> What you have to do
What's needed is a word-for-word retyping of the entries below, pictures omitted.

[Data records]
■ ■ ■ ■ ■

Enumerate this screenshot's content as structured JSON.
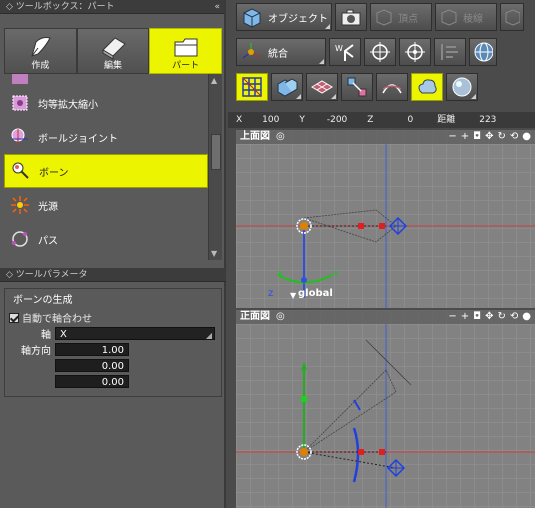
{
  "left": {
    "toolbox_header": "◇ ツールボックス：パート",
    "collapse_glyph": "«",
    "tabs": [
      {
        "label": "作成"
      },
      {
        "label": "編集"
      },
      {
        "label": "パート"
      }
    ],
    "items": [
      {
        "label": "均等拡大縮小"
      },
      {
        "label": "ボールジョイント"
      },
      {
        "label": "ボーン"
      },
      {
        "label": "光源"
      },
      {
        "label": "パス"
      }
    ],
    "params_header": "◇ ツールパラメータ",
    "group_title": "ボーンの生成",
    "auto_align_label": "自動で軸合わせ",
    "axis_label": "軸",
    "axis_value": "X",
    "direction_label": "軸方向",
    "direction_values": [
      "1.00",
      "0.00",
      "0.00"
    ]
  },
  "toolbar": {
    "object_label": "オブジェクト",
    "vertex_label": "頂点",
    "edge_label": "稜線",
    "combine_label": "統合"
  },
  "coords": {
    "x_label": "X",
    "x_value": "100",
    "y_label": "Y",
    "y_value": "-200",
    "z_label": "Z",
    "z_value": "0",
    "dist_label": "距離",
    "dist_value": "223"
  },
  "views": {
    "top_title": "上面図",
    "front_title": "正面図",
    "global_label": "global",
    "z_axis_label": "z"
  },
  "colors": {
    "accent_yellow": "#ecf400",
    "grid_bg": "#828282",
    "panel_bg": "#5a5a5a"
  }
}
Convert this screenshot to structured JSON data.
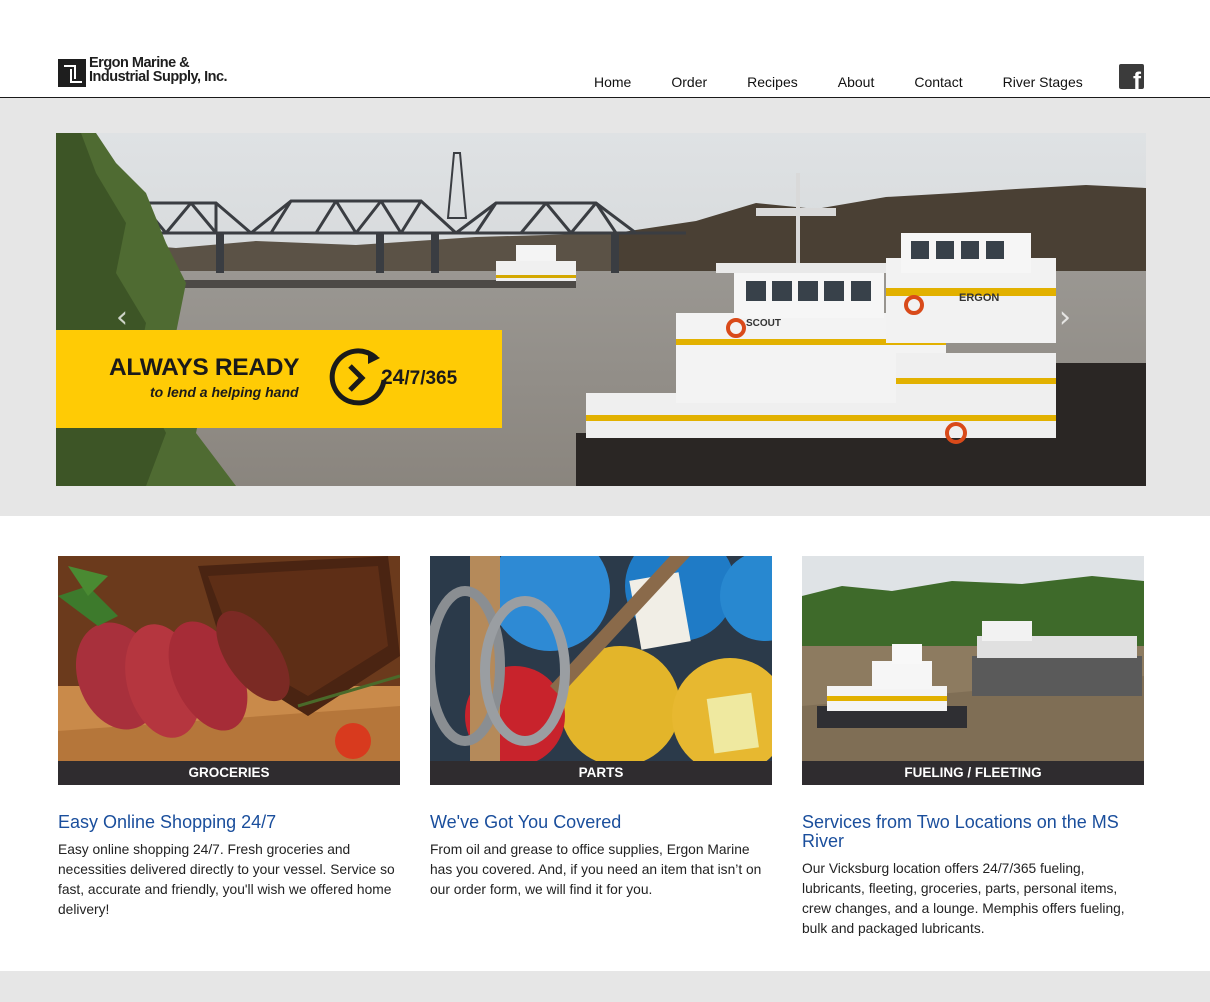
{
  "header": {
    "logo_line1": "Ergon Marine &",
    "logo_line2": "Industrial Supply, Inc.",
    "nav": [
      "Home",
      "Order",
      "Recipes",
      "About",
      "Contact",
      "River Stages"
    ],
    "facebook_glyph": "f"
  },
  "hero": {
    "banner_title": "ALWAYS READY",
    "banner_subtitle": "to lend a helping hand",
    "banner_24": "24",
    "banner_rest": "/7/365",
    "boat_name_1": "SCOUT",
    "boat_name_2": "ERGON",
    "prev_glyph": "‹",
    "next_glyph": "›",
    "banner_color": "#ffcb05"
  },
  "cards": [
    {
      "label": "GROCERIES",
      "title": "Easy Online Shopping 24/7",
      "text": "Easy online shopping 24/7. Fresh groceries and necessities delivered directly to your vessel. Service so fast, accurate and friendly, you'll wish we offered home delivery!"
    },
    {
      "label": "PARTS",
      "title": "We've Got You Covered",
      "text": "From oil and grease to office supplies, Ergon Marine has you covered. And, if you need an item that isn’t on our order form, we will find it for you."
    },
    {
      "label": "FUELING / FLEETING",
      "title": "Services from Two Locations on the MS River",
      "text": "Our Vicksburg location offers 24/7/365 fueling, lubricants, fleeting, groceries, parts, personal items, crew changes, and a lounge. Memphis offers fueling, bulk and packaged lubricants."
    }
  ],
  "colors": {
    "link_blue": "#1a4e9c",
    "label_bg": "#2f2c2f",
    "band_gray": "#e6e6e6"
  }
}
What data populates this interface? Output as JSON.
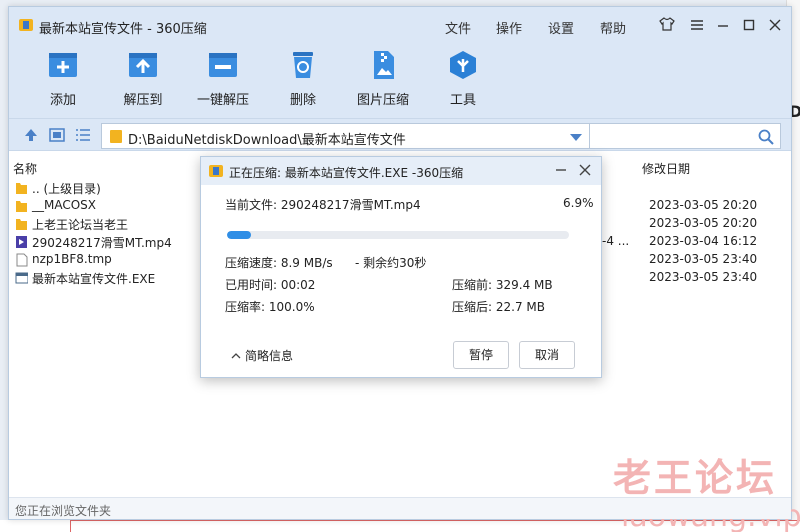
{
  "window": {
    "title": "最新本站宣传文件 - 360压缩",
    "menu": [
      "文件",
      "操作",
      "设置",
      "帮助"
    ]
  },
  "toolbar": {
    "items": [
      {
        "label": "添加",
        "icon": "add-icon"
      },
      {
        "label": "解压到",
        "icon": "extract-to-icon"
      },
      {
        "label": "一键解压",
        "icon": "one-click-extract-icon"
      },
      {
        "label": "删除",
        "icon": "delete-icon"
      },
      {
        "label": "图片压缩",
        "icon": "image-compress-icon"
      },
      {
        "label": "工具",
        "icon": "tools-icon"
      }
    ]
  },
  "path": {
    "value": "D:\\BaiduNetdiskDownload\\最新本站宣传文件",
    "search_placeholder": ""
  },
  "columns": {
    "name": "名称",
    "modified": "修改日期"
  },
  "files": [
    {
      "name": ".. (上级目录)",
      "date": "",
      "type": "folder",
      "extra": ""
    },
    {
      "name": "__MACOSX",
      "date": "2023-03-05 20:20",
      "type": "folder",
      "extra": ""
    },
    {
      "name": "上老王论坛当老王",
      "date": "2023-03-05 20:20",
      "type": "folder",
      "extra": ""
    },
    {
      "name": "290248217滑雪MT.mp4",
      "date": "2023-03-04 16:12",
      "type": "mp4",
      "extra": "-4 ..."
    },
    {
      "name": "nzp1BF8.tmp",
      "date": "2023-03-05 23:40",
      "type": "file",
      "extra": ""
    },
    {
      "name": "最新本站宣传文件.EXE",
      "date": "2023-03-05 23:40",
      "type": "exe",
      "extra": ""
    }
  ],
  "status": "您正在浏览文件夹",
  "watermark": {
    "cn": "老王论坛",
    "en": "laowang.vip"
  },
  "dialog": {
    "title": "正在压缩: 最新本站宣传文件.EXE -360压缩",
    "current_file_label": "当前文件: 290248217滑雪MT.mp4",
    "percent": "6.9%",
    "progress": 0.069,
    "speed": "压缩速度: 8.9 MB/s",
    "remaining": "- 剩余约30秒",
    "elapsed": "已用时间: 00:02",
    "before": "压缩前: 329.4 MB",
    "ratio": "压缩率: 100.0%",
    "after": "压缩后: 22.7 MB",
    "brief": "简略信息",
    "pause": "暂停",
    "cancel": "取消"
  },
  "colors": {
    "accent": "#2f8ee6",
    "folder": "#f2b320",
    "titlebar": "#dbe7f6"
  }
}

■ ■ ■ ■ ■

> Task result
Enumerate this screenshot's content as structured JSON.
{
  "left": {
    "toolbox_header": "◇ ツールボックス：パート",
    "collapse_glyph": "«",
    "tabs": [
      {
        "label": "作成"
      },
      {
        "label": "編集"
      },
      {
        "label": "パート"
      }
    ],
    "items": [
      {
        "label": "均等拡大縮小"
      },
      {
        "label": "ボールジョイント"
      },
      {
        "label": "ボーン"
      },
      {
        "label": "光源"
      },
      {
        "label": "パス"
      }
    ],
    "params_header": "◇ ツールパラメータ",
    "group_title": "ボーンの生成",
    "auto_align_label": "自動で軸合わせ",
    "axis_label": "軸",
    "axis_value": "X",
    "direction_label": "軸方向",
    "direction_values": [
      "1.00",
      "0.00",
      "0.00"
    ]
  },
  "toolbar": {
    "object_label": "オブジェクト",
    "vertex_label": "頂点",
    "edge_label": "稜線",
    "combine_label": "統合"
  },
  "coords": {
    "x_label": "X",
    "x_value": "100",
    "y_label": "Y",
    "y_value": "-200",
    "z_label": "Z",
    "z_value": "0",
    "dist_label": "距離",
    "dist_value": "223"
  },
  "views": {
    "top_title": "上面図",
    "front_title": "正面図",
    "global_label": "global",
    "z_axis_label": "z"
  },
  "colors": {
    "accent_yellow": "#ecf400",
    "grid_bg": "#828282",
    "panel_bg": "#5a5a5a"
  }
}
Convert this screenshot to structured JSON data.
{
  "header": {
    "logo_line1": "Ergon Marine &",
    "logo_line2": "Industrial Supply, Inc.",
    "nav": [
      "Home",
      "Order",
      "Recipes",
      "About",
      "Contact",
      "River Stages"
    ],
    "facebook_glyph": "f"
  },
  "hero": {
    "banner_title": "ALWAYS READY",
    "banner_subtitle": "to lend a helping hand",
    "banner_24": "24",
    "banner_rest": "/7/365",
    "boat_name_1": "SCOUT",
    "boat_name_2": "ERGON",
    "prev_glyph": "‹",
    "next_glyph": "›",
    "banner_color": "#ffcb05"
  },
  "cards": [
    {
      "label": "GROCERIES",
      "title": "Easy Online Shopping 24/7",
      "text": "Easy online shopping 24/7. Fresh groceries and necessities delivered directly to your vessel. Service so fast, accurate and friendly, you'll wish we offered home delivery!"
    },
    {
      "label": "PARTS",
      "title": "We've Got You Covered",
      "text": "From oil and grease to office supplies, Ergon Marine has you covered. And, if you need an item that isn’t on our order form, we will find it for you."
    },
    {
      "label": "FUELING / FLEETING",
      "title": "Services from Two Locations on the MS River",
      "text": "Our Vicksburg location offers 24/7/365 fueling, lubricants, fleeting, groceries, parts, personal items, crew changes, and a lounge. Memphis offers fueling, bulk and packaged lubricants."
    }
  ],
  "colors": {
    "link_blue": "#1a4e9c",
    "label_bg": "#2f2c2f",
    "band_gray": "#e6e6e6"
  }
}
What data populates this interface? Output as JSON.
{
  "window": {
    "title": "最新本站宣传文件 - 360压缩",
    "menu": [
      "文件",
      "操作",
      "设置",
      "帮助"
    ]
  },
  "toolbar": {
    "items": [
      {
        "label": "添加",
        "icon": "add-icon"
      },
      {
        "label": "解压到",
        "icon": "extract-to-icon"
      },
      {
        "label": "一键解压",
        "icon": "one-click-extract-icon"
      },
      {
        "label": "删除",
        "icon": "delete-icon"
      },
      {
        "label": "图片压缩",
        "icon": "image-compress-icon"
      },
      {
        "label": "工具",
        "icon": "tools-icon"
      }
    ]
  },
  "path": {
    "value": "D:\\BaiduNetdiskDownload\\最新本站宣传文件",
    "search_placeholder": ""
  },
  "columns": {
    "name": "名称",
    "modified": "修改日期"
  },
  "files": [
    {
      "name": ".. (上级目录)",
      "date": "",
      "type": "folder",
      "extra": ""
    },
    {
      "name": "__MACOSX",
      "date": "2023-03-05 20:20",
      "type": "folder",
      "extra": ""
    },
    {
      "name": "上老王论坛当老王",
      "date": "2023-03-05 20:20",
      "type": "folder",
      "extra": ""
    },
    {
      "name": "290248217滑雪MT.mp4",
      "date": "2023-03-04 16:12",
      "type": "mp4",
      "extra": "-4 ..."
    },
    {
      "name": "nzp1BF8.tmp",
      "date": "2023-03-05 23:40",
      "type": "file",
      "extra": ""
    },
    {
      "name": "最新本站宣传文件.EXE",
      "date": "2023-03-05 23:40",
      "type": "exe",
      "extra": ""
    }
  ],
  "status": "您正在浏览文件夹",
  "watermark": {
    "cn": "老王论坛",
    "en": "laowang.vip"
  },
  "dialog": {
    "title": "正在压缩: 最新本站宣传文件.EXE -360压缩",
    "current_file_label": "当前文件: 290248217滑雪MT.mp4",
    "percent": "6.9%",
    "progress": 0.069,
    "speed": "压缩速度: 8.9 MB/s",
    "remaining": "- 剩余约30秒",
    "elapsed": "已用时间: 00:02",
    "before": "压缩前: 329.4 MB",
    "ratio": "压缩率: 100.0%",
    "after": "压缩后: 22.7 MB",
    "brief": "简略信息",
    "pause": "暂停",
    "cancel": "取消"
  },
  "colors": {
    "accent": "#2f8ee6",
    "folder": "#f2b320",
    "titlebar": "#dbe7f6"
  }
}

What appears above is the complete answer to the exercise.